Contributed by: Wesley Hull Monday, May 04 2020 @ 08:12 am ACST
Whilst the AFL is yet to formally state how and when the AFL season can restart after the enforced season postponement due to COVID-19, two northern cities might be the keys to fast tracking a start date.
Darwin has emerged as a potential location for a player hub (where all teams would be based for a set period of time to play out rounds) with its potential to have matches played in front of crowds as early as June. Cairns has also emerged as a potential hub for matches and teams with AFL Cairns having confirmed its interest in playing that role.

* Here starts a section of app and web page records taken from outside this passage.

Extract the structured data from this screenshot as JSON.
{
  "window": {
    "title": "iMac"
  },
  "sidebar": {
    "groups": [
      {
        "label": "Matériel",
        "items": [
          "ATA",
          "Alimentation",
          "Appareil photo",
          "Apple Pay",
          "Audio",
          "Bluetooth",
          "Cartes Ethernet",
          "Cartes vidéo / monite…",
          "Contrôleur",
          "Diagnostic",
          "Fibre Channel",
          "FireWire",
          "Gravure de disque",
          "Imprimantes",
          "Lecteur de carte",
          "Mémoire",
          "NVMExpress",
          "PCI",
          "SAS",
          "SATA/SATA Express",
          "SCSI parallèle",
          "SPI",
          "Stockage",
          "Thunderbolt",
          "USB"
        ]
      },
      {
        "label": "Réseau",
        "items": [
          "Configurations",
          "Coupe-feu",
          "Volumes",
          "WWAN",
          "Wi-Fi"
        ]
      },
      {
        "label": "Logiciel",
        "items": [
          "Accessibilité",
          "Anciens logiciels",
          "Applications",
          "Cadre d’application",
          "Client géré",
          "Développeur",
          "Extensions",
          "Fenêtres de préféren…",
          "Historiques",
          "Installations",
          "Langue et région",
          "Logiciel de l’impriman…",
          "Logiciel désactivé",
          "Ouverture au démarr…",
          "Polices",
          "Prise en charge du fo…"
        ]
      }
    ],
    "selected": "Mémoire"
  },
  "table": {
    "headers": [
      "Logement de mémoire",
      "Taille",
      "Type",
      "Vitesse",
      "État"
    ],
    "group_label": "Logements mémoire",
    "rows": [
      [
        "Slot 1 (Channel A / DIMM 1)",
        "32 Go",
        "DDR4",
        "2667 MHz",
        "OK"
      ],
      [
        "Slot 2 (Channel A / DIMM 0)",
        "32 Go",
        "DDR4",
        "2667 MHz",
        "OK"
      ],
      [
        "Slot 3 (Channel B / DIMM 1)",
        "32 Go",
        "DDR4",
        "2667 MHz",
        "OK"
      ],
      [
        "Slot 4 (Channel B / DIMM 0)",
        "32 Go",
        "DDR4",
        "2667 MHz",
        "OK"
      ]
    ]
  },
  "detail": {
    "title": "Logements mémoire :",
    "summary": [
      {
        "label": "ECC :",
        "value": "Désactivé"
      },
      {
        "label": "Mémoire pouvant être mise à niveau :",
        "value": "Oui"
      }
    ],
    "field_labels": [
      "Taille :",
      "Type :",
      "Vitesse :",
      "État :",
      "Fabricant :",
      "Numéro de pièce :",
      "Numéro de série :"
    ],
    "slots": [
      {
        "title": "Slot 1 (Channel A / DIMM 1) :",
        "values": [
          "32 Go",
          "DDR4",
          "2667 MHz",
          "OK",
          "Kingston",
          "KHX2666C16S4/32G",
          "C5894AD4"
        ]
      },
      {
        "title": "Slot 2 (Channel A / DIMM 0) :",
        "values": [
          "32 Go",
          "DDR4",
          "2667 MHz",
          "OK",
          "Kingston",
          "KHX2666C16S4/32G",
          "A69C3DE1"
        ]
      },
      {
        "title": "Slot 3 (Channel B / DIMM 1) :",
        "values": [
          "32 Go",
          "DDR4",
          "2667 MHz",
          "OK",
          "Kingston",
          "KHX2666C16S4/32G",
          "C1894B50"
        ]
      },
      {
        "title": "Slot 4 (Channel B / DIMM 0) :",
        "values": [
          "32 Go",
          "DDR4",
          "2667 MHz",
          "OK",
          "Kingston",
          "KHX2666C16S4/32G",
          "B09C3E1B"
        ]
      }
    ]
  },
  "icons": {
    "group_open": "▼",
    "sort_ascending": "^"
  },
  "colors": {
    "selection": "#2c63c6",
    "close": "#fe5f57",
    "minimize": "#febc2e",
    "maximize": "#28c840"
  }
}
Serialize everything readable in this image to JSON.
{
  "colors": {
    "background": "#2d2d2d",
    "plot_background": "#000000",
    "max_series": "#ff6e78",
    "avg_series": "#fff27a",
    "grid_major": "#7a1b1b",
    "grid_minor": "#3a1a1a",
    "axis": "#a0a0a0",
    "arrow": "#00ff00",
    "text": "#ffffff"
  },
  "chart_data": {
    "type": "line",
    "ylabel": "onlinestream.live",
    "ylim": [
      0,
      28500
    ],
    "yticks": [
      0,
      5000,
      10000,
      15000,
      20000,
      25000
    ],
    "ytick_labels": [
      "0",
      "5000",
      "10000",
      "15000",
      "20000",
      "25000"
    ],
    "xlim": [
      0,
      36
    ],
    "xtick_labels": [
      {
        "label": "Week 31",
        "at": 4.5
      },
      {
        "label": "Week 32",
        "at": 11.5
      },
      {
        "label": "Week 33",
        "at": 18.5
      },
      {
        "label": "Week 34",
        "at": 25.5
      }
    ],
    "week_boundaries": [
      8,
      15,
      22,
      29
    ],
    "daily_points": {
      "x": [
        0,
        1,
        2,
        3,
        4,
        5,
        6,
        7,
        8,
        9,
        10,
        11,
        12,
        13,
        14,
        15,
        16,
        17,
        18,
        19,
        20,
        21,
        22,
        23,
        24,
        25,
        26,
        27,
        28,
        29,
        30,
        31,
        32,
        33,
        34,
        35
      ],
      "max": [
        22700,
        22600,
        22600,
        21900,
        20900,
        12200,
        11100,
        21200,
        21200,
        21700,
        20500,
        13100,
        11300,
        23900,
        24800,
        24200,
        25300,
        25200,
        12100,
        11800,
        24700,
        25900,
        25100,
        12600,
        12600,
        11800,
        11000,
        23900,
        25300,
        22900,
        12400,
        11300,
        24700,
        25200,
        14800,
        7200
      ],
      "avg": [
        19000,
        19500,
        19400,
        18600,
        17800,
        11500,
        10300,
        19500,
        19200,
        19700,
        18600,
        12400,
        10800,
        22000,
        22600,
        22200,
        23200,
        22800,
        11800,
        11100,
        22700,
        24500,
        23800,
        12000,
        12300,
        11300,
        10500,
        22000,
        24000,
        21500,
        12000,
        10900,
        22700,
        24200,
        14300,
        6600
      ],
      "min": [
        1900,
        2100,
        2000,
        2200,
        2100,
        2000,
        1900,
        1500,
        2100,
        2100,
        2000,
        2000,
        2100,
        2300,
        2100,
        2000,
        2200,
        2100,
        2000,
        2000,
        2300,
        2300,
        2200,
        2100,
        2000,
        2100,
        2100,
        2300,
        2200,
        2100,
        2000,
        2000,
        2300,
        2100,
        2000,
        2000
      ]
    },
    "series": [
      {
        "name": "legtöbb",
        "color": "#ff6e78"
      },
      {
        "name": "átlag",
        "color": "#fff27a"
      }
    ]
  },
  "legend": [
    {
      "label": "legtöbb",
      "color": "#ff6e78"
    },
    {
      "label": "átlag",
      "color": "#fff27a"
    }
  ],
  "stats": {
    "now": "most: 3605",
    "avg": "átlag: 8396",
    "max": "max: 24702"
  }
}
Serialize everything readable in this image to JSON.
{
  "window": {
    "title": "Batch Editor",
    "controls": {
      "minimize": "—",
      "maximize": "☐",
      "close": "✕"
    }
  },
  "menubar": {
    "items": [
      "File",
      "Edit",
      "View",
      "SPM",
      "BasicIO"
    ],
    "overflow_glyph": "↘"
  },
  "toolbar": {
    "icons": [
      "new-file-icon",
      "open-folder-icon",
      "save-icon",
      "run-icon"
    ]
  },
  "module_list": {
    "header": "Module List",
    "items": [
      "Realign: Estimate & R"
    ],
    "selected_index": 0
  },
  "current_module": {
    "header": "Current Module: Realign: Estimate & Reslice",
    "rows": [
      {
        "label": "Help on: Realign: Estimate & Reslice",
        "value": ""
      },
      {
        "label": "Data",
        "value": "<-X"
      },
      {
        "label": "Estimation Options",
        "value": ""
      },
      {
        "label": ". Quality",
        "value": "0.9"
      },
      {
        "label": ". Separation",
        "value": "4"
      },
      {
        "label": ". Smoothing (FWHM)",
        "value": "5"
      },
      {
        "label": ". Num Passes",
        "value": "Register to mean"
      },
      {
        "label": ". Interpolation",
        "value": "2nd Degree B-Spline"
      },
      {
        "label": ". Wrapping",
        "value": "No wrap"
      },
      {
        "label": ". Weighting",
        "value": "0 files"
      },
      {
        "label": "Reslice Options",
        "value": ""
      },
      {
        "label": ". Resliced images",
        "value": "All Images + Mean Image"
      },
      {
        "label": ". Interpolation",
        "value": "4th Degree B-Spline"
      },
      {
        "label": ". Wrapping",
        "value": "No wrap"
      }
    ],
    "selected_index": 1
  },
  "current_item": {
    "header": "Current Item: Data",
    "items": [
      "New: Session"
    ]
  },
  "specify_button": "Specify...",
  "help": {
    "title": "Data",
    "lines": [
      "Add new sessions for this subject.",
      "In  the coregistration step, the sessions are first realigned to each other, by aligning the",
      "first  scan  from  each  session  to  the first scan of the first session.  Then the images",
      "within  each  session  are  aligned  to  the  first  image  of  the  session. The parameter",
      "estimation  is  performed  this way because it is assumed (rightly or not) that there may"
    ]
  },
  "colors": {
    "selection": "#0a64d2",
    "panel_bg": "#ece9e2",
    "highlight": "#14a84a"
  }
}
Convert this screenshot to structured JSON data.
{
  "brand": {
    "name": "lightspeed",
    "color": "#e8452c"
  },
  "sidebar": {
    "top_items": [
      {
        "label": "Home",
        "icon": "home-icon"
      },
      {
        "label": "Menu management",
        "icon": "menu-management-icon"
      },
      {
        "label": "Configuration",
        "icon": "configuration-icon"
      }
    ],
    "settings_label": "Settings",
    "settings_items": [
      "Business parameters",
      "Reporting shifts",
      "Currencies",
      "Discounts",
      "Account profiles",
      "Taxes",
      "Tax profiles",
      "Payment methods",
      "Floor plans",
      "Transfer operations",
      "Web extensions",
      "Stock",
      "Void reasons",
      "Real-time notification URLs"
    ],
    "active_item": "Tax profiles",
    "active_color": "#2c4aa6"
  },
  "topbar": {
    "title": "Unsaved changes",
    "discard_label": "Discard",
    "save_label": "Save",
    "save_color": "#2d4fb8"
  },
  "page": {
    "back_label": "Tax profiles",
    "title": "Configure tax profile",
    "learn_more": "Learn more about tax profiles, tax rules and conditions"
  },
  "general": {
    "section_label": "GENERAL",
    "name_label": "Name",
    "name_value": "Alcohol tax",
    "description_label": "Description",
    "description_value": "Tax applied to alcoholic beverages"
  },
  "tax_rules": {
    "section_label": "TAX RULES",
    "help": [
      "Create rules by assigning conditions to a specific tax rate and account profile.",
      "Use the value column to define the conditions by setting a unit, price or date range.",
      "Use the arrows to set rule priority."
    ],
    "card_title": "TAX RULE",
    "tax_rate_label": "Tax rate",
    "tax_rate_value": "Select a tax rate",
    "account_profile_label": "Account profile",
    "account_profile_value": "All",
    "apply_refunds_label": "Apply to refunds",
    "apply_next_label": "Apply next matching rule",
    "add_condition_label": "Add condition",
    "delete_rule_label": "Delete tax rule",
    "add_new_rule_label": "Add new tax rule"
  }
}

Both cities possess multiple venues, milder winter conditions than the colder southern states, strong following of the game and, most importantly, have low cases of COVID-19. The Northern Territory had recorded just 28 cases, whilst Cairns and Hinterland Hospital and Health Service had reported 33 cases. Both figures are extremely low compared to the major Australian cities.
Whilst Cairns is yet to commit to any concrete timeline for playing local football, adhering to the wider Queensland state directives, the Northern Territory government has moved to a June 5th date for sport to be played with crowds.
The AFL is very interested in the prospect of playing matches or setting up a hub in Darwin, largely due to the COVID-19 statistics, but heavily driven by the idea of playing in front of crowds. It is accepted that the remainder of the proposed season revamp for the AFL will most likely be completed without crowds. Darwin provides hope.
AFL boss, Gillon McLachlan, teased that the Darwin option might be a path forward. Of the possibility, McLachlan said, “I don’t think anyone contemplated that [Northern Territory sport recommencing on 5th June].
“People have flagged it’s unlikely [that planned AFL matches will have crowds] but when we’ve seen what’s happened in Darwin we don’t rule anything out.”
The Northern Territory’s Chief Minister Michael Gunner has said Darwin is the “safest place in Australia”.
He told Sky News, “You can play a footy game, you can have a crowd”.
“It’s the dry season up here in Darwin, it's a magic place to be.”
The Northern Territory’s Sports Minister Lauren Moss also weighed in to support the idea of a Darwin hub. In an interview with ABC Sport she stated, “In terms of our ability generally to be a hub for the AFL – absolutely I think we could”.
“The expectation first and foremost is we want to protect the health of Territorians – that is always going to be our first priority.
AFL Cairns president Garry Young has confirmed Cairns’ interest also. An unnamed AFL club put forward the idea that Cairns would make an idea hub due to its proven ability to host AFL matches, multiple venues (Cazalys Stadium as well as local suburban grounds). One theory is that Cairns could host up to six teams, if a “hub” option was introduced by the AFL. Like Darwin, Cairns has produced many AFL players over recent years that has led to it becoming a strong Australian Football destination. Since 2011, the Gold Coast Suns, Richmond, Western Bulldogs and North Melbourne have invested substantially in the region both on and off the field.
One factor at play here also is that the AFL’s decisions will be the trigger for other leagues across Australia and the world announcing their own returns to football. Whilst Asian, European, African and American markets will be subject to the COVID-19 landscape within their boundaries, countries like New Zealand – another country with low disease rates – might look to start dates sooner rather than later.
Both cities are keen to have some good fortune also. The Darwin-based NT Thunder NEAFL team closed its doors at the end of last season due to financial reasons, resulting in a key part of their program ceasing. AFL Cairns lost their annual AFL premiership match in 2018 and is keen to find a way to re-enter that market.
The issues are still being thrashed out by the AFL, the AFLPA (Players Association), clubs and competing regions across the nation, the emergence of Darwin and Cairns as contenders may be the catalyst for footy to come back quicker than many thought.